EU proposes visa-free travel to some in Balkans but not all

16th July 2009, Comments 0 comments

The commission wants to lift visa requirements for citizens from Serbia, Macedonia and Montenegro into the 25-nation Schengen no borders area from January, but not for those from Bosnia and Albania.

Brussels -- The European Commission proposed Wednesday extending visa-free travel in Europe to three Balkan states, raising concern the move would exacerbate ethnic tensions in the volatile region.

The commission wants to lift visa requirements for citizens from Serbia, Macedonia and Montenegro into the 25-nation Schengen no borders area from January, but not for those from Bosnia and Albania.

Academics, experts and Greens party members criticised the move, saying it would create "two classes of citizens" in the Balkans based on ethnicity by paving the way for Bosnians of Serb origin to travel to Europe but not others.

"It's a historic step in our relations with the Western Balkans," EU Justice Commissioner Jacques Barrot said in announcing the plan, which must still be ratified by the 27 EU nations and the European parliament.

"It is going to permit more frequent and closer relations between these three states and the Schengen area," he told reporters in Brussels.

Bosnia-Hercegovina and Albania were not included largely because they had not begun the systematic introduction of biometric passports, he said.

The EU failed to prevent the bloody breakup of former Yugoslavia in the 1990s but the prospect of EU membership has proved a powerful force for reform and the bloc often makes gestures to reassure the region's countries about their future.

But Serbia's efforts to sign a key trade and aid pact, seen as a first step toward EU membership, are frozen, and Macedonia's accession process is held up by a dispute over the country's very name with Greece.

Elsewhere in the Balkans, Croatia's hopes are blocked by a border dispute with neighbour and EU member Slovenia.

Macedonia is considered best prepared in the region for visa-free travel, having met criteria for document security, illegal immigration, public order, external relations and basic rights.

Macedonia has been an official candidate to join the EU since 2005 but has not been given a date to begin accession talks.

In a gesture to Serbia last year, the EU eased visa restrictions for some Serbs, making them cheaper and easier to obtain for students, athletes, journalists, and people visiting family or working with companies in the bloc.
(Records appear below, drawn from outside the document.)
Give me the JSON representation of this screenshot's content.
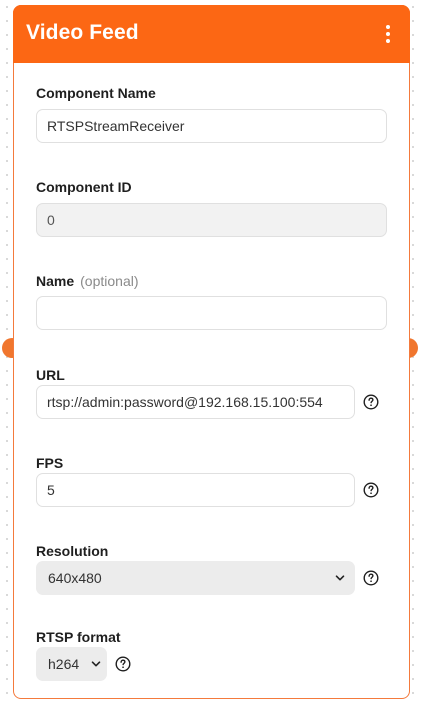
{
  "header": {
    "title": "Video Feed",
    "menu_icon": "more-vertical-icon"
  },
  "fields": {
    "component_name": {
      "label": "Component Name",
      "value": "RTSPStreamReceiver"
    },
    "component_id": {
      "label": "Component ID",
      "value": "0"
    },
    "name": {
      "label": "Name",
      "optional": "(optional)",
      "value": ""
    },
    "url": {
      "label": "URL",
      "value": "rtsp://admin:password@192.168.15.100:554"
    },
    "fps": {
      "label": "FPS",
      "value": "5"
    },
    "resolution": {
      "label": "Resolution",
      "value": "640x480"
    },
    "rtsp_format": {
      "label": "RTSP format",
      "value": "h264"
    }
  },
  "colors": {
    "accent": "#fc6714",
    "handle": "#f0762e"
  },
  "icons": {
    "help": "help-circle-icon",
    "chevron": "chevron-down-icon"
  }
}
Yet Belgrade's EU membership hopes are held up by the Netherlands because Bosnian Serb genocide suspect Ratko Mladic remains on the run, most likely in Serbia.

In a statement, the academics, Greens party members and experts -- including former international envoy to Bosnia Christian Schwartz-Schilling -- complained that Bosnian Serbs would be able to travel to Europe using their Serbian passports.

The move, they said, "will increase tensions within the fragile post-war societies as the plans of the commission will formalise ethnic divisions and provide them with dubious legitimacy."

Mladic has been indicted for war crimes over the massacre of some 8,000 Muslim men and boys in the war-time UN enclave of Srebrenica almost exactly 14 years ago.

"It is evidence of the EU's poor political judgement that Bosniak survivors and relatives of the killed will be disadvantaged in comparison to the hundreds of suspected perpetrators who committed crimes in Srebrenica and who continue to evade justice," the statement said.

EU Enlargement Commissioner Olli Rehn rejected the criticism, blaming Bosnia's leaders for constant infighting rather than focusing on an issue that would have direct benefits for Bosnian citizens.

"Too much time and energy has been consumed in nationalist rhetoric instead of taking decisions," he said, adding that Bosnia and Albania could, if they worked at it, win a recommendation for visa-free travel in mid-2010.

AFP/Expatica

 

0 Comments To This Article